How does the national CPD team fit into its new home, Education Scotland?

We have, perhaps because of our small size, been in danger of being marginalised. So we have an opportunity to be more strategically placed in the way that teacher professional learning is led. The Donaldson report gives us a very strong steer as to the kind of contribution the team can make to education at a national level. The best place to do that is in the national body.

The Donaldson report said a lot about CPD - are the resources there to deliver it?

It's time to reconceptualise what professional learning looks like. Donaldson gives us lots of ways forward. The old model of teachers going on courses which often required cover and was therefore very costly is not affordable in today's climate, but the international research we have looked at leads us to conclude that the best CPD is often what can be offered in schools and by colleagues working with colleagues. I am very excited about the potential of online learning and how that can make a difference to the way teachers learn.

What's the biggest single gap in a new teacher's training?

It's different in every case, but we did a survey a few years ago looking at teachers in years one to five. They said it was behaviour management, but when you spoke to them in more detail you uncovered a whole range of issues. It was as much to do with teacher confidence, building relationships with colleagues and their understanding of pedagogy.

Name one of the best examples of CPD you have witnessed during the past year.

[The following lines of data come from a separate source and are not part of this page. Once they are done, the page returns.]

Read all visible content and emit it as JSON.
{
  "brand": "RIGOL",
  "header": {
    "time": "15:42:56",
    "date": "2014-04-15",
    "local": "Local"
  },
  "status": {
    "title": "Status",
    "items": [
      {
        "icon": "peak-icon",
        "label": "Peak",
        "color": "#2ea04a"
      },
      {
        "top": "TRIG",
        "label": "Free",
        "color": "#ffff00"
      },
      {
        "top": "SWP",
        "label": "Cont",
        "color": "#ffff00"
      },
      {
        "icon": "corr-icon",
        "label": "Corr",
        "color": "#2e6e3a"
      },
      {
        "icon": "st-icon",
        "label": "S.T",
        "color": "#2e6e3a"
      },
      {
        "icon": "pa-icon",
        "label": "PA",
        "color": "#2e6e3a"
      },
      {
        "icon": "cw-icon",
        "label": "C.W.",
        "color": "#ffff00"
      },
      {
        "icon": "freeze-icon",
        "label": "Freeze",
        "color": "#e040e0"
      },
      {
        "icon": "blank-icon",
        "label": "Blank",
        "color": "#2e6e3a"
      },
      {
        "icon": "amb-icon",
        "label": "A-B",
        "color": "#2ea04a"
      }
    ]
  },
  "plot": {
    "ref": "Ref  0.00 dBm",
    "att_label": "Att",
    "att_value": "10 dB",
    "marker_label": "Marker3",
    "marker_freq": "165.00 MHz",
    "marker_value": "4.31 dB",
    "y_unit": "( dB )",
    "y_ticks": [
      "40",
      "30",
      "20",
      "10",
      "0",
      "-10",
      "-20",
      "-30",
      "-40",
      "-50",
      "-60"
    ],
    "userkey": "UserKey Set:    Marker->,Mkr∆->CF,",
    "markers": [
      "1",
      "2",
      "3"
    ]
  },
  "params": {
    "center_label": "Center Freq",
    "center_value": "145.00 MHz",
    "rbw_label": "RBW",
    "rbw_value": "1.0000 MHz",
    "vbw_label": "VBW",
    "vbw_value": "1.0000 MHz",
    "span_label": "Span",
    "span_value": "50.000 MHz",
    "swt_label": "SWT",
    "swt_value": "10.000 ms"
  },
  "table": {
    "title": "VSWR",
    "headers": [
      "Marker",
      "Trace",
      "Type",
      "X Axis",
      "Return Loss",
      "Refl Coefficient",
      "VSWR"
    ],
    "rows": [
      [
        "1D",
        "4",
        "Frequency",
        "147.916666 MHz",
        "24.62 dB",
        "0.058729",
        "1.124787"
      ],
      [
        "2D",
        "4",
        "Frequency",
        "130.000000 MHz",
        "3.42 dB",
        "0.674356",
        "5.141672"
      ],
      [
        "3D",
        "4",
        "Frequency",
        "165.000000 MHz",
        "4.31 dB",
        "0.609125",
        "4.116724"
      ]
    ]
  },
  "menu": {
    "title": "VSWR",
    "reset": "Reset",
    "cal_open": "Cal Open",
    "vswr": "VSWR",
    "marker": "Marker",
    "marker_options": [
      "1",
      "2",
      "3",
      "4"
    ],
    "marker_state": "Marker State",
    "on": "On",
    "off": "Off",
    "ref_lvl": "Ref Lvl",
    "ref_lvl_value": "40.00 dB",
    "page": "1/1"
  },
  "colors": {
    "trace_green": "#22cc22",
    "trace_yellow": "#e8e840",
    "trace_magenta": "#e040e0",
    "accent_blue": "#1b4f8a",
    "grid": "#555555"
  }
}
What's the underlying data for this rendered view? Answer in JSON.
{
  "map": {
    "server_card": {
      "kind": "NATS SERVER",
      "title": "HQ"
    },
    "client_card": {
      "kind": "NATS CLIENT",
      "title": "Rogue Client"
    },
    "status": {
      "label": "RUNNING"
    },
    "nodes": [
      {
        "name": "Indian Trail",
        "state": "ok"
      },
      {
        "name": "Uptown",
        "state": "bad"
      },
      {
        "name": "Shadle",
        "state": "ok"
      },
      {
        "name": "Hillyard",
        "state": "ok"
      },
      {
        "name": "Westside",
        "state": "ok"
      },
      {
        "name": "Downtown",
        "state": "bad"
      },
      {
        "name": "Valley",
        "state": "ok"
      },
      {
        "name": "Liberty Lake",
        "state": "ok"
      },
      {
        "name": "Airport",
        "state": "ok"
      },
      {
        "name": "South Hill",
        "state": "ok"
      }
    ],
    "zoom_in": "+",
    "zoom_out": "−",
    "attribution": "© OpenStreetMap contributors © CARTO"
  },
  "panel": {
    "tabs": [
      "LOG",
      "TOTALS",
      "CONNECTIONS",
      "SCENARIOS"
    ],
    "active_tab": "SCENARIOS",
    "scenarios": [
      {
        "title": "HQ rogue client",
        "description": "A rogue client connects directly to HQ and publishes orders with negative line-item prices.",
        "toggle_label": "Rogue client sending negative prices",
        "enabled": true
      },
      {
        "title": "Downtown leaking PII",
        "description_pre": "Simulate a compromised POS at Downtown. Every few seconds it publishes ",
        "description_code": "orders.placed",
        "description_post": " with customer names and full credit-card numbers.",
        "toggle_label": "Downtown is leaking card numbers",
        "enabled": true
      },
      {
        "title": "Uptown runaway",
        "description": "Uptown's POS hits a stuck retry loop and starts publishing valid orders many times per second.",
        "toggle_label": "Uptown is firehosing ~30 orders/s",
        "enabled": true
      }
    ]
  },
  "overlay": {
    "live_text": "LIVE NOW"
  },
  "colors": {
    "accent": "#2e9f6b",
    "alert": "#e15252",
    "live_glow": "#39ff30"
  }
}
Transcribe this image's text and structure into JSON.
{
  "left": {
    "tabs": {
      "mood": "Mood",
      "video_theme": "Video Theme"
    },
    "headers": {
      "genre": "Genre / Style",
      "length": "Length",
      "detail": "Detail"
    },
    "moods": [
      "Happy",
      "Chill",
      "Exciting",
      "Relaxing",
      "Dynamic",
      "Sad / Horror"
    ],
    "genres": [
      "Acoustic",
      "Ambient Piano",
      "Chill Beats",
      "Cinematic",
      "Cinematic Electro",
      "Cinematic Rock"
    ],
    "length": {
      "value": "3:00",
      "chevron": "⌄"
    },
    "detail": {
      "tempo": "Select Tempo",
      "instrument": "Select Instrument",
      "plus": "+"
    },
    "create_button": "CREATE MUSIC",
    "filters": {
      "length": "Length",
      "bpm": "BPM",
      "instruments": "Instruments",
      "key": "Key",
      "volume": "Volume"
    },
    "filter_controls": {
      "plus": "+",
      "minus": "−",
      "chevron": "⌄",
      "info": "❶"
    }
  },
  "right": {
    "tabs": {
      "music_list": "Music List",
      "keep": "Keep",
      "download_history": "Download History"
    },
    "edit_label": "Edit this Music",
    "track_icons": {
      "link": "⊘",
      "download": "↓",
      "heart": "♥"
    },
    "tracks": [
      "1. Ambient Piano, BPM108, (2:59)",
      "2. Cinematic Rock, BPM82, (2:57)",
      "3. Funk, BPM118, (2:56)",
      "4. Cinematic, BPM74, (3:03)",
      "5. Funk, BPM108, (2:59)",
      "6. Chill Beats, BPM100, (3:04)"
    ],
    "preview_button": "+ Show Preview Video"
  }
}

Learning rounds - a model of school-based CPD which has a number of characteristics: group observation of practice in order to improve the learning of the observing group; no evaluative or judgmental statement when describing practice, only learning and planning how improvements can be brought about on the basis of that. It's a very effective way for teachers to reflect on their own practice and identify their own learning needs. There's lots of evidence of ways in which it has brought about collegial practice and broken down some of the isolation that still exists in many schools.

Is there any international practice we can learn from?

The work in Ontario on leadership is outstanding; learning rounds is drawn from the work of Professor Richard Elmore at Harvard; and just last night I had dinner with a Singaporean delegation who believed their system has focused so long on attainment that it has lost the values aspect. I am also impressed by the quality of work in Spain, using 21st-century technology to deliver collegial practice.

How can CPD be delivered successfully for supply teachers?

There are huge challenges there, but we have set up CPD StepIn to provide online support for supply teachers. They have a strong sense of isolation and feel undervalued. Many schools and authorities do open up their CPD programmes and events to their supply teachers - that's a strategy we should be encouraging.

Do you have a secret pleasure or vice?

I love trashy fiction - crime novels. I sometimes feel it's a vice because I'm not reading something worthy. And I love a good old gossip - I enjoy talking and being with people. That's a pleasure.

Personal profile

Born: Edinburgh, 1947

Education: Lorne Street Primary, Leith; Broughton High, Edinburgh; MA, Edinburgh University; Moray House.

Career: Worked in insurance, then tax office; at 21, went to Edinburgh University; taught at Broughton High, Forrester High, Wester Hailes and Castlebrae; development officer for Edinburgh City Council, then CPD manager. National CPD co-ordinator since 2004.

Log-in as an existing print or digital subscriber

Forgotten your subscriber ID?


To access this content and the full TES archive, subscribe now.

View subscriber offers


Get TES online and delivered to your door – for less than the price of a coffee

Save 33% off the cover price with this great subscription offer. Every copy delivered to your door by first-class post, plus full access to TES online and the TES app for just £1.90 per week.
Subscribers also enjoy a range of fantastic offers and benefits worth over £270:

  • Discounts off TES Institute courses
  • Access over 200,000 articles in the TES online archive
  • Free Tastecard membership worth £79.99
  • Discounts with Zipcar,, Virgin Wines and other partners
Order your low-cost subscription today